Trading CO2 Permits Will Not Solve Global Warming
November 30, 1999
In December 1997, the Clinton administration agreed to an international accord in Kyoto, Japan, committing the United States to reduce greenhouse gas emissions from energy use. The principal greenhouse gas blamed for human caused global warming is CO2 released by the burning of fossil fuels.
To comply with the Kyoto Accord, the Clinton administration has proposed a tradable CO2 emission permit plan. Supporters argue that an emissions trading scheme would be a less expensive way of reducing emissions than the other primary option, a carbon tax on all fuels, because it allows emissions reductions to be concentrated at sources where it is least expensive.

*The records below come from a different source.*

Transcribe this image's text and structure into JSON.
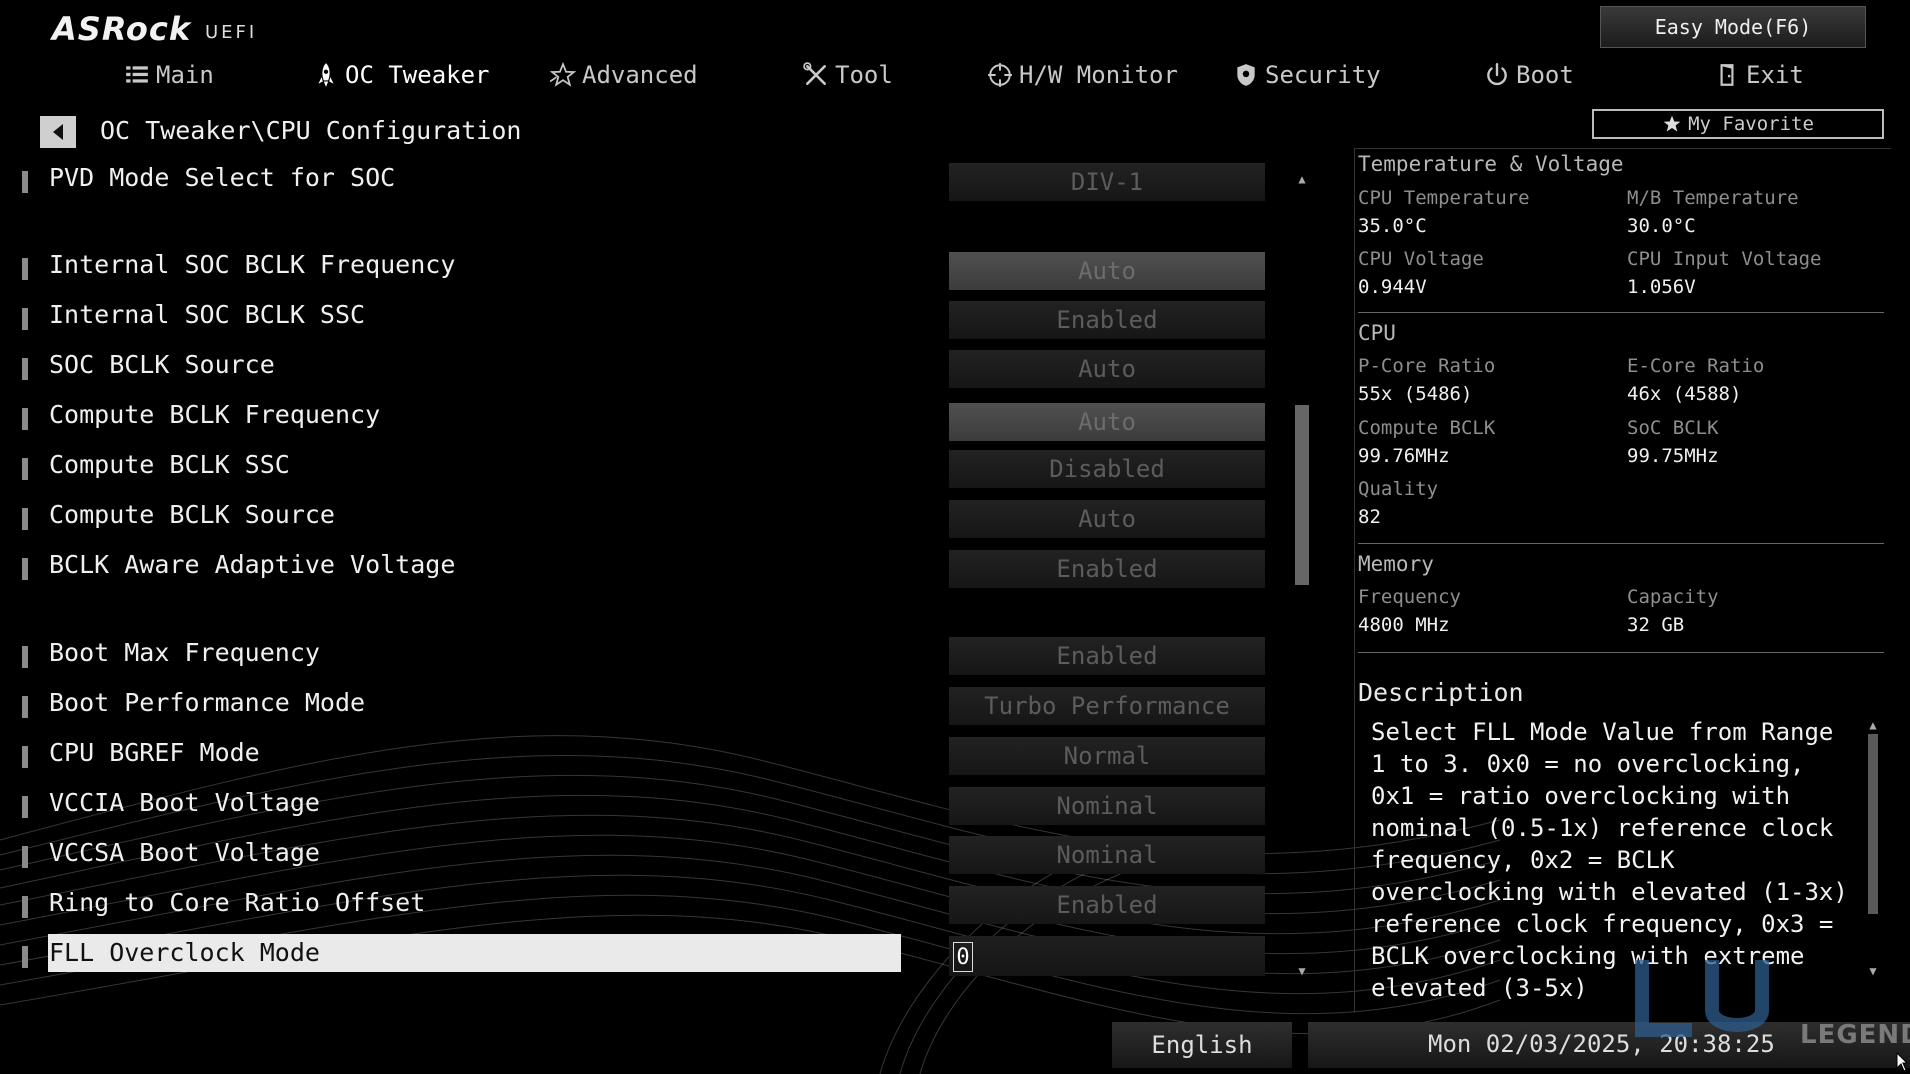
{
  "header": {
    "brand": "ASRock",
    "brand_sub": "UEFI",
    "easy_mode_label": "Easy Mode(F6)",
    "my_favorite_label": "My Favorite",
    "breadcrumb": "OC Tweaker\\CPU Configuration"
  },
  "nav": {
    "main": "Main",
    "oc_tweaker": "OC Tweaker",
    "advanced": "Advanced",
    "tool": "Tool",
    "hw_monitor": "H/W Monitor",
    "security": "Security",
    "boot": "Boot",
    "exit": "Exit"
  },
  "settings": [
    {
      "label": "PVD Mode Select for SOC",
      "value": "DIV-1"
    },
    {
      "label": "Internal SOC BCLK Frequency",
      "value": "Auto"
    },
    {
      "label": "Internal SOC BCLK SSC",
      "value": "Enabled"
    },
    {
      "label": "SOC BCLK Source",
      "value": "Auto"
    },
    {
      "label": "Compute BCLK Frequency",
      "value": "Auto"
    },
    {
      "label": "Compute BCLK SSC",
      "value": "Disabled"
    },
    {
      "label": "Compute BCLK Source",
      "value": "Auto"
    },
    {
      "label": "BCLK Aware Adaptive Voltage",
      "value": "Enabled"
    },
    {
      "label": "Boot Max Frequency",
      "value": "Enabled"
    },
    {
      "label": "Boot Performance Mode",
      "value": "Turbo Performance"
    },
    {
      "label": "CPU BGREF Mode",
      "value": "Normal"
    },
    {
      "label": "VCCIA Boot Voltage",
      "value": "Nominal"
    },
    {
      "label": "VCCSA Boot Voltage",
      "value": "Nominal"
    },
    {
      "label": "Ring to Core Ratio Offset",
      "value": "Enabled"
    },
    {
      "label": "FLL Overclock Mode",
      "value": "0"
    }
  ],
  "info": {
    "temp_voltage": {
      "title": "Temperature & Voltage",
      "cpu_temp_label": "CPU Temperature",
      "cpu_temp": "35.0°C",
      "mb_temp_label": "M/B Temperature",
      "mb_temp": "30.0°C",
      "cpu_voltage_label": "CPU Voltage",
      "cpu_voltage": "0.944V",
      "cpu_input_voltage_label": "CPU Input Voltage",
      "cpu_input_voltage": "1.056V"
    },
    "cpu": {
      "title": "CPU",
      "pcore_label": "P-Core Ratio",
      "pcore": "55x (5486)",
      "ecore_label": "E-Core Ratio",
      "ecore": "46x (4588)",
      "compute_bclk_label": "Compute BCLK",
      "compute_bclk": "99.76MHz",
      "soc_bclk_label": "SoC BCLK",
      "soc_bclk": "99.75MHz",
      "quality_label": "Quality",
      "quality": "82"
    },
    "memory": {
      "title": "Memory",
      "frequency_label": "Frequency",
      "frequency": "4800 MHz",
      "capacity_label": "Capacity",
      "capacity": "32 GB"
    }
  },
  "description": {
    "title": "Description",
    "text": "Select FLL Mode Value from Range 1 to 3. 0x0 = no overclocking, 0x1 = ratio overclocking with nominal (0.5-1x) reference clock frequency, 0x2 = BCLK overclocking with elevated (1-3x) reference clock frequency, 0x3 = BCLK overclocking with extreme elevated (3-5x)"
  },
  "footer": {
    "language": "English",
    "datetime": "Mon 02/03/2025, 20:38:25"
  },
  "watermark": "LEGEND",
  "icons": [
    "list-icon",
    "rocket-icon",
    "star-icon",
    "wrench-icon",
    "crosshair-icon",
    "shield-icon",
    "power-icon",
    "exit-door-icon",
    "back-arrow-icon",
    "favorite-star-icon"
  ]
}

However, economist Margo Thorning points out that "Carbon taxes could be imposed instead of tradable permits: there should be, in principle, no difference in energy prices under the two alternative systems."
Under either system, energy prices will rise. For instance:
- The Department of Energy estimates that carbon permit prices would be equal to a carbon tax of $348.00 per ton in 2010.
- WEFA, Inc., an econometrics forecasting firm, estimates that the cost of carbon permits would top $265.00 per ton.
The DOE estimates that these permit prices would increase the cost electricity by up to 86.4 percent, gasoline by 52.8 percent, home heating oil by 76 percent and natural gas by 147 percent.
Permits are also unlikely to reduce greenhouse gas emissions since developing countries -- which will emit the most CO2 in the future -- are not required to reduce emissions under the treaty, and thus will not be part of the trading regime.
Source: Roy E. Cordato, "Global Warming, Kyoto, and Tradable Emission Permits," Studies in Social Cost, Regulation, and the Environment: No. 1, September 1999, Institute for Research on the Economics of Taxation, 1730 K Street, N.W., Suite 910, Washington, D.C. 20006, (202) 463-1400.
Browse more articles on Environment Issues